(Available records)
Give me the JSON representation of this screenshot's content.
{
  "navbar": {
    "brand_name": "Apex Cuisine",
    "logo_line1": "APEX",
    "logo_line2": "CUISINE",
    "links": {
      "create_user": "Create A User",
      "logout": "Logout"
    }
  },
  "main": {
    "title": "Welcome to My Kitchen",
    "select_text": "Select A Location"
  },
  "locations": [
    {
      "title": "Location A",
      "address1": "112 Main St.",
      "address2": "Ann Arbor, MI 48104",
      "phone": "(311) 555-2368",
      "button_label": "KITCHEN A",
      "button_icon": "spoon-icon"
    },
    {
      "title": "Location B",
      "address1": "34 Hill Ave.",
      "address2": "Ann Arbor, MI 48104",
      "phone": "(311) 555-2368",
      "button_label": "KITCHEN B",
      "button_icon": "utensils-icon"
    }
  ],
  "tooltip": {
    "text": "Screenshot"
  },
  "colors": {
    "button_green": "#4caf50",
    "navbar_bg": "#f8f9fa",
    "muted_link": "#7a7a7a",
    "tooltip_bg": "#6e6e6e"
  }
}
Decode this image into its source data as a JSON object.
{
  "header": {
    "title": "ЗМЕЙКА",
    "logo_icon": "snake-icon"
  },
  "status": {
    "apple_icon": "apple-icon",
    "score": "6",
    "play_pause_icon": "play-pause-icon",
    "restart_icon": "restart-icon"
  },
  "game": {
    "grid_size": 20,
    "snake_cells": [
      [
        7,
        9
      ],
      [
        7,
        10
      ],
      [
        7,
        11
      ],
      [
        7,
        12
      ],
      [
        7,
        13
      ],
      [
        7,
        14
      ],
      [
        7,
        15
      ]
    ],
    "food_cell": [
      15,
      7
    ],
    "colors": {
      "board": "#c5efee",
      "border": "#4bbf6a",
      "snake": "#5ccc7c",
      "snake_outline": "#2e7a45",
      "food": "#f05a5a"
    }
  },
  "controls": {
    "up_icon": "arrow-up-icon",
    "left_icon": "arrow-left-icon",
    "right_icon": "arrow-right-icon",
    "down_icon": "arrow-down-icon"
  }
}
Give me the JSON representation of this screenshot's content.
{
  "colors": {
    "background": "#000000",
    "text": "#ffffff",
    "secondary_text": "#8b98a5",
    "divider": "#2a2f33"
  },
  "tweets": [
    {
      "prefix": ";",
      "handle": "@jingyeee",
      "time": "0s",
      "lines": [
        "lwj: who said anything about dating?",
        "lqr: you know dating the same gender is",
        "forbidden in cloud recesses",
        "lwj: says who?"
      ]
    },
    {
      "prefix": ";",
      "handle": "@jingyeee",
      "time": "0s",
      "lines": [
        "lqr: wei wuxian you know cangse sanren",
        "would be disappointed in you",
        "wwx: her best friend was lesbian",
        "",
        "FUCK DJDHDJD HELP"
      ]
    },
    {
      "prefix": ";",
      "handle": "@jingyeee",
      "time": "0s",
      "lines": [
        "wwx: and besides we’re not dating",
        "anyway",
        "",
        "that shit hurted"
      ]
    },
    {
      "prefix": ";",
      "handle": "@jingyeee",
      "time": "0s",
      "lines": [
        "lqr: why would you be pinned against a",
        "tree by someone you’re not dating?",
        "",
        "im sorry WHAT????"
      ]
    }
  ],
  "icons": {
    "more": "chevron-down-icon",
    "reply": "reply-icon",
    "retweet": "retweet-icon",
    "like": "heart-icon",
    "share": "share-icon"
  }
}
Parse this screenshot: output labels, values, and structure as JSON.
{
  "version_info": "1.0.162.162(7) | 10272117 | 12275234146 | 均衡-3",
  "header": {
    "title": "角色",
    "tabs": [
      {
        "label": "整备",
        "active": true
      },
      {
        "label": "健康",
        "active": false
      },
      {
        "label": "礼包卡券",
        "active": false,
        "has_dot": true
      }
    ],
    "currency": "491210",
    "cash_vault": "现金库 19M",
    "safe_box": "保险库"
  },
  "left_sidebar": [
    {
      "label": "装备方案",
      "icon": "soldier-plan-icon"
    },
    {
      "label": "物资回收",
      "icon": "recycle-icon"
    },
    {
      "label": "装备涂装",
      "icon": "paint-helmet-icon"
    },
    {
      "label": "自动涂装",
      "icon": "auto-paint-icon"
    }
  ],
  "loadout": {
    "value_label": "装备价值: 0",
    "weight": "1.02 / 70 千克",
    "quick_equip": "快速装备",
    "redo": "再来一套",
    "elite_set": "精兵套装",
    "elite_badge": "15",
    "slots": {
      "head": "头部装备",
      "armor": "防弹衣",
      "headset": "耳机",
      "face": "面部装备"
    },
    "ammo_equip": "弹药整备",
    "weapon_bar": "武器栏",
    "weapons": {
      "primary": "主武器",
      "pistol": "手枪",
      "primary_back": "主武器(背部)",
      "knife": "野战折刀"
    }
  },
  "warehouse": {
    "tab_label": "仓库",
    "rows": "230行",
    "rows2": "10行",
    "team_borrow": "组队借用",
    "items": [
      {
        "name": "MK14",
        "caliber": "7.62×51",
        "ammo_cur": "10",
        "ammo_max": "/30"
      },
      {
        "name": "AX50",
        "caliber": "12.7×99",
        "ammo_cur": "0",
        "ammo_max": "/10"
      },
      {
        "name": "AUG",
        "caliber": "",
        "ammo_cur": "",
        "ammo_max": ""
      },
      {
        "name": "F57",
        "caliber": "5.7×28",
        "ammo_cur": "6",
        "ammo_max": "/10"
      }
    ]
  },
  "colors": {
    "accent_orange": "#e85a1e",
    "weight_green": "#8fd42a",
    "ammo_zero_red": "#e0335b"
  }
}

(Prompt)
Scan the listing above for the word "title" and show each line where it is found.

(Exercise solution)
    "title": "Welcome to My Kitchen",
      "title": "Location A",
      "title": "Location B",
    "title": "ЗМЕЙКА",
    "title": "角色",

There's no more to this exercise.